Want to Take a Bike Ride?

    Have you ever crashed on a bicycle?  I have – numerous times.  How I got the scar on my knee from 1986 I remember vividly.  My best friend, Roger, and I were being chased, we decided to split up.  I took a corner a little tight, hit gravel, essentially slid under my bike across the road.  I still remember pulling the leaves OUT of my knee.  (I’m chuckling a little as I write knowing I just made my Mother & Aunt squeamish when they read this) I remember the trip to the ER when my mother could turn her vehicle into her own personal ambulance at a moment’s notice (this was not my first ER/stitches trip).  Roger didn’t wreck that day but I do remember one epic crash of his.  Yes, loose gravel was the culprit once again but at least he didn’t require stitches and an ER run.  Unfortunately for Roger, he wrecked near my grandmother Merckens’ house.  When it came to “cleaning out wounds” that women used a Brillo pad!

    Training for a 70.3-mile Triathlon (about 10 years ago) I was pushed into a ditch by a car.  This is why I never ride a bike at dusk any longer, at least I landed in a soft patch of grass.  I was also chased (a few times) by a dog down a country road.  I later stopped back to the farm and had a “stern conversation” with the owners. 

    What got me reminiscing about my great cycling feats? The beginning of the Tour De France (of course).  The race originally began in 1903 to help an up-and-coming sports newspaper company build distribution over a rival competitor.  The first race in 1903 wasn’t focused much on winning, survival seemed to be the key for most.  There were only six stages (currently 21) that averaged 250 miles per stage.  The riders rode through the night and over unpaved roads.

    You can read more here: https://www.history.com/news/the-birth-of-the-tour-de-france-110-years-ago

    What got me, specifically, thinking about my personal “biking mishaps” were the two major crashes that occurred during Stage 1 of this year’s race.  In a world of too many selfies and posing for pictures in the wrong place, I think the woman posing with a sign that took out the majority of the Peloton is going to find some unwanted fame for a while.  If you haven’t seen the video, as most of US media seems to have missed it, check it out: https://www.nbcsports.com/video/fan-sign-causes-huge-crash-stage-1-2021-tour-de-france


    Now, as I always look for “teaching moments” in life, I did show the video to Sydney and Rachel.  A great example on why I want them wearing bike helmets.  In another video we watched later, we saw the rider that bounced his head off of the road back up and riding again.   Upon realizing it was the same cyclist Sydney says “did you see the road rash on his arm?  At least his brain was OK from his helmet.”  Lesson learned!

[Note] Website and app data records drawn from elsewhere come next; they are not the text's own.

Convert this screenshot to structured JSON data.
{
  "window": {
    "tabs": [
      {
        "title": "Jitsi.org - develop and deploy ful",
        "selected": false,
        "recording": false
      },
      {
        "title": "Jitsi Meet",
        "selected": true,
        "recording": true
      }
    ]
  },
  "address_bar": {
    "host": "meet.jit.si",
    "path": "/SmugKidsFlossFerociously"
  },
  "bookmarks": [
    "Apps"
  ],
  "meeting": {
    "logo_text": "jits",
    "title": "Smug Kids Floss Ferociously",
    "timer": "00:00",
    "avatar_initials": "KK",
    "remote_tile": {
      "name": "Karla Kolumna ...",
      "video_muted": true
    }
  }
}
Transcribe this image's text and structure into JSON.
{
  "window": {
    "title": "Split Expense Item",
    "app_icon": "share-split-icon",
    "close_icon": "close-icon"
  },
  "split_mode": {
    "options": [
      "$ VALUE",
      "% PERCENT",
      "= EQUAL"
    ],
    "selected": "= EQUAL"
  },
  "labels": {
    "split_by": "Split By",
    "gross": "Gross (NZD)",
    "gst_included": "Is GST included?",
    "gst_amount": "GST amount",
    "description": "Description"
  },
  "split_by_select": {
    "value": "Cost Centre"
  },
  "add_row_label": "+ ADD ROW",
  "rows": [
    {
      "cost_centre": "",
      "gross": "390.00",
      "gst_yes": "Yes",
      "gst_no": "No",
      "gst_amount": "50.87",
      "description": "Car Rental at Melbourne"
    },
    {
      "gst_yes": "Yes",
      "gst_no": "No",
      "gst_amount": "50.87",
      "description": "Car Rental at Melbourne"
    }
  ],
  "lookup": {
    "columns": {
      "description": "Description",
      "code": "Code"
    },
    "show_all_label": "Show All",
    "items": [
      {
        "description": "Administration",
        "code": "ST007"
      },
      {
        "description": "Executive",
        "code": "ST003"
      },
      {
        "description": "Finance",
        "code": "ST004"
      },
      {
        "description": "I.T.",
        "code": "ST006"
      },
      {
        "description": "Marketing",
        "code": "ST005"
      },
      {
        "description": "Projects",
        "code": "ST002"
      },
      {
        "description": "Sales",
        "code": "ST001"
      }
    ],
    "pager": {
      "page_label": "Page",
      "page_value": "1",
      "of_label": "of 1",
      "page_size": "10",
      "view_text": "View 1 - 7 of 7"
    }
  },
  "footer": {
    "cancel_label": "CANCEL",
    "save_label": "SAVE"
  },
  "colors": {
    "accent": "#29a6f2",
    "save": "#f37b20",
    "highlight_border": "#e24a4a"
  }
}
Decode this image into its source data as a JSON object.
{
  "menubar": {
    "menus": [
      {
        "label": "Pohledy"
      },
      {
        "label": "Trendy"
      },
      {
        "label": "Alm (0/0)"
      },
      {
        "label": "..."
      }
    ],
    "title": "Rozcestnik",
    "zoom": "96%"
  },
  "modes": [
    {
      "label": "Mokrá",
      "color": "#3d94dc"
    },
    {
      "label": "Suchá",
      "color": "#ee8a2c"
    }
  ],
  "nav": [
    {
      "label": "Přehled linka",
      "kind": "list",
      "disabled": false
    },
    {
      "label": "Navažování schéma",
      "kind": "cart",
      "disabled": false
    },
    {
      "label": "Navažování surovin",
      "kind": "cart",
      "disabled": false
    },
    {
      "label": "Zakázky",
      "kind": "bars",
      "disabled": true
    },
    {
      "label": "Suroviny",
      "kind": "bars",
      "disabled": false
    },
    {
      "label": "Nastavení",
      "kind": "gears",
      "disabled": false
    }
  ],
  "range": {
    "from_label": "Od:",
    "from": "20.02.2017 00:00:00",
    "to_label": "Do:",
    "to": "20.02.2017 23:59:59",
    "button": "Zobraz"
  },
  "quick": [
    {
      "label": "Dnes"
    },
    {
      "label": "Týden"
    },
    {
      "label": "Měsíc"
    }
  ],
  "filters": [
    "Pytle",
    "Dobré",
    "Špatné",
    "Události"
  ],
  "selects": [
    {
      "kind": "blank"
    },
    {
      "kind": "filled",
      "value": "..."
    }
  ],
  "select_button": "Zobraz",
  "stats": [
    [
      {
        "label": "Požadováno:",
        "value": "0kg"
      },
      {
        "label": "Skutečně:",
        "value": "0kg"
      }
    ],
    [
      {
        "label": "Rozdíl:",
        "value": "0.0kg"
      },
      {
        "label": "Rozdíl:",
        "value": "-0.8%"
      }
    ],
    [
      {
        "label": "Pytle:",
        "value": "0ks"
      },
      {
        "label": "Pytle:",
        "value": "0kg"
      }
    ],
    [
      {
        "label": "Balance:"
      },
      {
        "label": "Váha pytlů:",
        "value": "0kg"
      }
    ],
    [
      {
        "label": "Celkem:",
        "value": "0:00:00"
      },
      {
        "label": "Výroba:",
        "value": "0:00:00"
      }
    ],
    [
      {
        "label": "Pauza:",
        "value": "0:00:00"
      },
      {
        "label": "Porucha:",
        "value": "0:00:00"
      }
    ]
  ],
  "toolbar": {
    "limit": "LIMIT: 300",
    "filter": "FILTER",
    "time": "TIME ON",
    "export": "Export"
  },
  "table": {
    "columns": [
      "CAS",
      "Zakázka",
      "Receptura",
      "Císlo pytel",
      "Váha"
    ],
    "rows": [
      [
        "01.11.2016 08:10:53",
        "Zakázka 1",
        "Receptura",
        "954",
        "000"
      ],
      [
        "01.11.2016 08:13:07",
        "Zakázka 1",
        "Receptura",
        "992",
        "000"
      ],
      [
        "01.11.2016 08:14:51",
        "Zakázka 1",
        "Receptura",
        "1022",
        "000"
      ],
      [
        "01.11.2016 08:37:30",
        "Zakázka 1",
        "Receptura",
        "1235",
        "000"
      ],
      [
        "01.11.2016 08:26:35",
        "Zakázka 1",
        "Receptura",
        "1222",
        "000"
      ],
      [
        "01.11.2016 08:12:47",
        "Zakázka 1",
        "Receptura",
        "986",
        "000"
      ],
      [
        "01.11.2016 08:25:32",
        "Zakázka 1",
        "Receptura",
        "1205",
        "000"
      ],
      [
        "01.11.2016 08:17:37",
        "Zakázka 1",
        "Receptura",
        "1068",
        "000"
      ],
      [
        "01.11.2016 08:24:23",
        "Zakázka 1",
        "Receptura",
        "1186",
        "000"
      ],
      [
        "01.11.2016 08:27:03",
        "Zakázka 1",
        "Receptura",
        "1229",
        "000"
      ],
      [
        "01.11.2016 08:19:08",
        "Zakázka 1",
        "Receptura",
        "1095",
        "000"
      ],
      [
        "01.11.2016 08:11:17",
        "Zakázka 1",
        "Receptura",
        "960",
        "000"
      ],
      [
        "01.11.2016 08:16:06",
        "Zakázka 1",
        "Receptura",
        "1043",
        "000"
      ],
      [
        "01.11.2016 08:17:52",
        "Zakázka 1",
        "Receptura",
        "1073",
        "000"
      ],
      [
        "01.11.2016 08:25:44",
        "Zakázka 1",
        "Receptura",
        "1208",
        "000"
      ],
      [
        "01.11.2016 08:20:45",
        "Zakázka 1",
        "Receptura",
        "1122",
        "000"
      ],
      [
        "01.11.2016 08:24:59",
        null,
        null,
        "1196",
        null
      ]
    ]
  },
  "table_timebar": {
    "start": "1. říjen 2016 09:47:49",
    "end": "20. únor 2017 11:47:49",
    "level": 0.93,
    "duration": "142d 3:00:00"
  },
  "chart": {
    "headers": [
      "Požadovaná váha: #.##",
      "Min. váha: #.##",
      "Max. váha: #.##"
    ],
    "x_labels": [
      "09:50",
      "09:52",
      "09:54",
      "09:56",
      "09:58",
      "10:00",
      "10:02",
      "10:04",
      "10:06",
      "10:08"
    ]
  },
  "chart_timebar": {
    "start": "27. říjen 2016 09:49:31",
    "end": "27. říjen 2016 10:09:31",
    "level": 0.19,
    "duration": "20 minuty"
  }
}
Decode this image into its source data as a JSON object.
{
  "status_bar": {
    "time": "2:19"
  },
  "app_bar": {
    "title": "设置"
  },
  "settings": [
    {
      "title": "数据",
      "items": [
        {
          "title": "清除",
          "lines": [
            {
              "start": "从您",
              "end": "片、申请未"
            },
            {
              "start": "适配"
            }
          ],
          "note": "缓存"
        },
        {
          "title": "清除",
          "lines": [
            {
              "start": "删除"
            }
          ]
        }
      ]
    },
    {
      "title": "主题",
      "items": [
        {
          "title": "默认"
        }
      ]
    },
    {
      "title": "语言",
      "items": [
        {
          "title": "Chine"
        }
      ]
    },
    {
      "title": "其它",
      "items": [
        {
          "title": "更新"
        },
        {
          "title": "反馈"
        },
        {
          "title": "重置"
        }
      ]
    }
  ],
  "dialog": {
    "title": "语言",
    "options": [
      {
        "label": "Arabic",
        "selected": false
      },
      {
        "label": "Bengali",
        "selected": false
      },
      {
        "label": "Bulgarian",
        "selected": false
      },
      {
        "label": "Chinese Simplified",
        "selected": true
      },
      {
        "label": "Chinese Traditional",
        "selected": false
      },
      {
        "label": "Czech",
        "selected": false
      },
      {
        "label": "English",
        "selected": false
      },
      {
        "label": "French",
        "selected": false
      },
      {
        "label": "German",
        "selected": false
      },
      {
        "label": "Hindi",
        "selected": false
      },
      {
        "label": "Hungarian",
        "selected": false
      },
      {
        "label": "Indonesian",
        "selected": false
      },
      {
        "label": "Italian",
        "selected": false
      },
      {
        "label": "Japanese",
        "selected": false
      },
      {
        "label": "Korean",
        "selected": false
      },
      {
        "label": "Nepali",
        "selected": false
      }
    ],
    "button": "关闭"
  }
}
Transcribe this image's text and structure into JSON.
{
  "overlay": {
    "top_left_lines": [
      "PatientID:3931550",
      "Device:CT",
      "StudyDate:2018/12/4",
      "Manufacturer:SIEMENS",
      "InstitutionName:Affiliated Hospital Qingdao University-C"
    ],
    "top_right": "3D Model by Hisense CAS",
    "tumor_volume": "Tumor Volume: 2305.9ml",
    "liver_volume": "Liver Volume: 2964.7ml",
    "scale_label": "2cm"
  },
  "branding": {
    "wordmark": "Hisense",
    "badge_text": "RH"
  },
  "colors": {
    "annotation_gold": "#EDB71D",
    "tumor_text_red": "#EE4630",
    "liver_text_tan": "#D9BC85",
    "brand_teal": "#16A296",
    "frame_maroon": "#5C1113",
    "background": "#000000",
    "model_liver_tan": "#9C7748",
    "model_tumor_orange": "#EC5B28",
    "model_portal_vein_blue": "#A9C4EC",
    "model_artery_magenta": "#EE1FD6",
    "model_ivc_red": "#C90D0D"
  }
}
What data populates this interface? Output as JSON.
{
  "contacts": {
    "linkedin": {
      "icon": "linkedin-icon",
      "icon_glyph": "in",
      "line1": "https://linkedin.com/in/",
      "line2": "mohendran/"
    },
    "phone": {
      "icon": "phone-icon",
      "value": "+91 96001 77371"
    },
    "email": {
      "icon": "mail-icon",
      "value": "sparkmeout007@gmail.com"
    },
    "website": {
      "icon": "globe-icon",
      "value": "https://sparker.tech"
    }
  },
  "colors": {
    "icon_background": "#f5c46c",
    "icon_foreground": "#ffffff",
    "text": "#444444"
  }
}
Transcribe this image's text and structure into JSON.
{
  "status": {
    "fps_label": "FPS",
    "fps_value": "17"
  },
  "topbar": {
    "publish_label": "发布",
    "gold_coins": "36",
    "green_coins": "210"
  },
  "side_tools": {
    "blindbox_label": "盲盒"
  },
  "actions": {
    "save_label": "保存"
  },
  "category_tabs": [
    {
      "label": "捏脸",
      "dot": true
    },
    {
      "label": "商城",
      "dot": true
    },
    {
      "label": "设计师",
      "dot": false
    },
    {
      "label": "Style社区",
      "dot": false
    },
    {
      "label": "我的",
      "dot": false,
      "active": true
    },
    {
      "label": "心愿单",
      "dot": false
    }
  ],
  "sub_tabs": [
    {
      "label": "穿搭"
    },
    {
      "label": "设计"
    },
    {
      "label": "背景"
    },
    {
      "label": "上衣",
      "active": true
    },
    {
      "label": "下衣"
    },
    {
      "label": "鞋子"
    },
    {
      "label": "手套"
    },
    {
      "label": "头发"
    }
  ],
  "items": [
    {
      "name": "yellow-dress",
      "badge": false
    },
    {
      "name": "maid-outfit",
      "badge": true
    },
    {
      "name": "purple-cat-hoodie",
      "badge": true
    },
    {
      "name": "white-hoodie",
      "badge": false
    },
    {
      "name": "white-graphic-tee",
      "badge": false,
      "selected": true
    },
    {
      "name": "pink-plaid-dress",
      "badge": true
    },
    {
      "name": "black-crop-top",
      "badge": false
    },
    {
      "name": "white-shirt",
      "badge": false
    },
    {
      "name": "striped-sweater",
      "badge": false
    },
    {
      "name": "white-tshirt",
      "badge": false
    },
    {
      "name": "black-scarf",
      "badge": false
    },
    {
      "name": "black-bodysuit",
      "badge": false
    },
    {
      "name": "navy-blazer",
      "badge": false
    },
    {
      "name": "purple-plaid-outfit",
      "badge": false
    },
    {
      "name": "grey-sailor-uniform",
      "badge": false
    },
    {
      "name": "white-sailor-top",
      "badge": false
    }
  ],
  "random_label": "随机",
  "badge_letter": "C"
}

    Please remember that we are “here” and available for you as well.  If you have any questions or concerns, financial or otherwise, please do not hesitate to call or email.  If you have friends, family, or neighbors you feel would benefit from a conversation with me, I’m more than happy to have a call or jump on a Zoom meeting with them. 

    As always, I hope that you are doing well, and staying safe & healthy!